*REQUIRED WORK:*
Nothing may be left out or changed. Print every entry.

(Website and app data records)
====
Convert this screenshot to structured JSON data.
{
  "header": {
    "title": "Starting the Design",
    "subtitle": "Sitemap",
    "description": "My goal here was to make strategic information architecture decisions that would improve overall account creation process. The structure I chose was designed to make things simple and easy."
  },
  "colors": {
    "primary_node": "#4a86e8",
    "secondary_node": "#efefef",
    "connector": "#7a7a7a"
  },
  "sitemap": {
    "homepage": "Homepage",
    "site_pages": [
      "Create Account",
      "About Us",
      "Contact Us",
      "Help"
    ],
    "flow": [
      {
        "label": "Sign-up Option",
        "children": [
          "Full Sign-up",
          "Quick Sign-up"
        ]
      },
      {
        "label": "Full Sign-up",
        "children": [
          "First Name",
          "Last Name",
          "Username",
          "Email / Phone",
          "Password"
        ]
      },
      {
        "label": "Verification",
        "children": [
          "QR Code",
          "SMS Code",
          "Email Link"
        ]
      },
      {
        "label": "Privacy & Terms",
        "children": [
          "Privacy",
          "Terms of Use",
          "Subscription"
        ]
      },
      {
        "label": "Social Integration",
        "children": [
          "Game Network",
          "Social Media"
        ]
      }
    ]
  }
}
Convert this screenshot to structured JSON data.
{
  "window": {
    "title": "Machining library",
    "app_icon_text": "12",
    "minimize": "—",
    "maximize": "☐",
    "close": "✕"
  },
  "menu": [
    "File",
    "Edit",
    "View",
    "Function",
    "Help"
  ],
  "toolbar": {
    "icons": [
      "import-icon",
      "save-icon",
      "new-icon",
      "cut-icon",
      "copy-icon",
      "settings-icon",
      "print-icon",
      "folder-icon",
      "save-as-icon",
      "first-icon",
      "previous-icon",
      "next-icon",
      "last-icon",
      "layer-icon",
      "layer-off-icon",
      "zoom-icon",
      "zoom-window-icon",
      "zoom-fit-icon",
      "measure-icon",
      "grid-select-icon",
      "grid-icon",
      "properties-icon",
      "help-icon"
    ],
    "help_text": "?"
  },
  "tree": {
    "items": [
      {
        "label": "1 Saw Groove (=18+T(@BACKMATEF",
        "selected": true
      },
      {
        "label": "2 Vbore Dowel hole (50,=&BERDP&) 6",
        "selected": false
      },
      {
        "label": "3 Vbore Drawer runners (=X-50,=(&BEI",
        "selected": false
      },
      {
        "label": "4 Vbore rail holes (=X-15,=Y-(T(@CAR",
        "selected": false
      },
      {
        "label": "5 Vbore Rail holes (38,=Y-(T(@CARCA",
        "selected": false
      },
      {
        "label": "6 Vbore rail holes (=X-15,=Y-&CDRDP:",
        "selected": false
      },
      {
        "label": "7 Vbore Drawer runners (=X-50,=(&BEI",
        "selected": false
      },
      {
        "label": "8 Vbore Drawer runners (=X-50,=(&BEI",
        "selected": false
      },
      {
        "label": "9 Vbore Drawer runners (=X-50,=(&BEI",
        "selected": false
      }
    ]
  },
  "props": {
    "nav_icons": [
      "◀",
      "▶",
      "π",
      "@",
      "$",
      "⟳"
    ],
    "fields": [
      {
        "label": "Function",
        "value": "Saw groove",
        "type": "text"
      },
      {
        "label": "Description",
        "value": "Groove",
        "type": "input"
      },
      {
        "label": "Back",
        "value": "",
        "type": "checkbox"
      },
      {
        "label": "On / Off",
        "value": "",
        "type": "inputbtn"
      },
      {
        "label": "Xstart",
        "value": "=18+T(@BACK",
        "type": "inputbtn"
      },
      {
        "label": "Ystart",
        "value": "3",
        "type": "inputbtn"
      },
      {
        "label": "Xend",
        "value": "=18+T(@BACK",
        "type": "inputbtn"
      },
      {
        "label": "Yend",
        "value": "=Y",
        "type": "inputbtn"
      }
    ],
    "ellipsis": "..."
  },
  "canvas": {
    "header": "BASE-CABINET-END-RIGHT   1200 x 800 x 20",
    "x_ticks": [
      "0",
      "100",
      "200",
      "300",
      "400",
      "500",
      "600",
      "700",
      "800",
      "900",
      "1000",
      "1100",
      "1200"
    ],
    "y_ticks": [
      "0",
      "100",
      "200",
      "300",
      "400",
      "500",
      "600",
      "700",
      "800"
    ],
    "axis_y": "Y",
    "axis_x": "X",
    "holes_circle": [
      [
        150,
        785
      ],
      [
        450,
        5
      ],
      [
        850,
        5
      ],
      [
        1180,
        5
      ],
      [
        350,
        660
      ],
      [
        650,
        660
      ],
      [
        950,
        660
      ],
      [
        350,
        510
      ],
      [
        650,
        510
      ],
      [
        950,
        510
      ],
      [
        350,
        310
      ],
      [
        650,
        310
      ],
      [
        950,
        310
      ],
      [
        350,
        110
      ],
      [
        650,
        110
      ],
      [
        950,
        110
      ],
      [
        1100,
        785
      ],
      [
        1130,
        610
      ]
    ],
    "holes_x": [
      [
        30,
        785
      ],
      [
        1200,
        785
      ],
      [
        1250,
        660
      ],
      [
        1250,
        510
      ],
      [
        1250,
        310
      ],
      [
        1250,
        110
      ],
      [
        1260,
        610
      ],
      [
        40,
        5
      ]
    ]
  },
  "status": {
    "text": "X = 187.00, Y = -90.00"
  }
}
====
*RESULT OF THIS EXERCISE:*
Convert this screenshot to structured JSON data.
{
  "header": {
    "title": "Starting the Design",
    "subtitle": "Sitemap",
    "description": "My goal here was to make strategic information architecture decisions that would improve overall account creation process. The structure I chose was designed to make things simple and easy."
  },
  "colors": {
    "primary_node": "#4a86e8",
    "secondary_node": "#efefef",
    "connector": "#7a7a7a"
  },
  "sitemap": {
    "homepage": "Homepage",
    "site_pages": [
      "Create Account",
      "About Us",
      "Contact Us",
      "Help"
    ],
    "flow": [
      {
        "label": "Sign-up Option",
        "children": [
          "Full Sign-up",
          "Quick Sign-up"
        ]
      },
      {
        "label": "Full Sign-up",
        "children": [
          "First Name",
          "Last Name",
          "Username",
          "Email / Phone",
          "Password"
        ]
      },
      {
        "label": "Verification",
        "children": [
          "QR Code",
          "SMS Code",
          "Email Link"
        ]
      },
      {
        "label": "Privacy & Terms",
        "children": [
          "Privacy",
          "Terms of Use",
          "Subscription"
        ]
      },
      {
        "label": "Social Integration",
        "children": [
          "Game Network",
          "Social Media"
        ]
      }
    ]
  }
}
Convert this screenshot to structured JSON data.
{
  "window": {
    "title": "Machining library",
    "app_icon_text": "12",
    "minimize": "—",
    "maximize": "☐",
    "close": "✕"
  },
  "menu": [
    "File",
    "Edit",
    "View",
    "Function",
    "Help"
  ],
  "toolbar": {
    "icons": [
      "import-icon",
      "save-icon",
      "new-icon",
      "cut-icon",
      "copy-icon",
      "settings-icon",
      "print-icon",
      "folder-icon",
      "save-as-icon",
      "first-icon",
      "previous-icon",
      "next-icon",
      "last-icon",
      "layer-icon",
      "layer-off-icon",
      "zoom-icon",
      "zoom-window-icon",
      "zoom-fit-icon",
      "measure-icon",
      "grid-select-icon",
      "grid-icon",
      "properties-icon",
      "help-icon"
    ],
    "help_text": "?"
  },
  "tree": {
    "items": [
      {
        "label": "1 Saw Groove (=18+T(@BACKMATEF",
        "selected": true
      },
      {
        "label": "2 Vbore Dowel hole (50,=&BERDP&) 6",
        "selected": false
      },
      {
        "label": "3 Vbore Drawer runners (=X-50,=(&BEI",
        "selected": false
      },
      {
        "label": "4 Vbore rail holes (=X-15,=Y-(T(@CAR",
        "selected": false
      },
      {
        "label": "5 Vbore Rail holes (38,=Y-(T(@CARCA",
        "selected": false
      },
      {
        "label": "6 Vbore rail holes (=X-15,=Y-&CDRDP:",
        "selected": false
      },
      {
        "label": "7 Vbore Drawer runners (=X-50,=(&BEI",
        "selected": false
      },
      {
        "label": "8 Vbore Drawer runners (=X-50,=(&BEI",
        "selected": false
      },
      {
        "label": "9 Vbore Drawer runners (=X-50,=(&BEI",
        "selected": false
      }
    ]
  },
  "props": {
    "nav_icons": [
      "◀",
      "▶",
      "π",
      "@",
      "$",
      "⟳"
    ],
    "fields": [
      {
        "label": "Function",
        "value": "Saw groove",
        "type": "text"
      },
      {
        "label": "Description",
        "value": "Groove",
        "type": "input"
      },
      {
        "label": "Back",
        "value": "",
        "type": "checkbox"
      },
      {
        "label": "On / Off",
        "value": "",
        "type": "inputbtn"
      },
      {
        "label": "Xstart",
        "value": "=18+T(@BACK",
        "type": "inputbtn"
      },
      {
        "label": "Ystart",
        "value": "3",
        "type": "inputbtn"
      },
      {
        "label": "Xend",
        "value": "=18+T(@BACK",
        "type": "inputbtn"
      },
      {
        "label": "Yend",
        "value": "=Y",
        "type": "inputbtn"
      }
    ],
    "ellipsis": "..."
  },
  "canvas": {
    "header": "BASE-CABINET-END-RIGHT   1200 x 800 x 20",
    "x_ticks": [
      "0",
      "100",
      "200",
      "300",
      "400",
      "500",
      "600",
      "700",
      "800",
      "900",
      "1000",
      "1100",
      "1200"
    ],
    "y_ticks": [
      "0",
      "100",
      "200",
      "300",
      "400",
      "500",
      "600",
      "700",
      "800"
    ],
    "axis_y": "Y",
    "axis_x": "X",
    "holes_circle": [
      [
        150,
        785
      ],
      [
        450,
        5
      ],
      [
        850,
        5
      ],
      [
        1180,
        5
      ],
      [
        350,
        660
      ],
      [
        650,
        660
      ],
      [
        950,
        660
      ],
      [
        350,
        510
      ],
      [
        650,
        510
      ],
      [
        950,
        510
      ],
      [
        350,
        310
      ],
      [
        650,
        310
      ],
      [
        950,
        310
      ],
      [
        350,
        110
      ],
      [
        650,
        110
      ],
      [
        950,
        110
      ],
      [
        1100,
        785
      ],
      [
        1130,
        610
      ]
    ],
    "holes_x": [
      [
        30,
        785
      ],
      [
        1200,
        785
      ],
      [
        1250,
        660
      ],
      [
        1250,
        510
      ],
      [
        1250,
        310
      ],
      [
        1250,
        110
      ],
      [
        1260,
        610
      ],
      [
        40,
        5
      ]
    ]
  },
  "status": {
    "text": "X = 187.00, Y = -90.00"
  }
}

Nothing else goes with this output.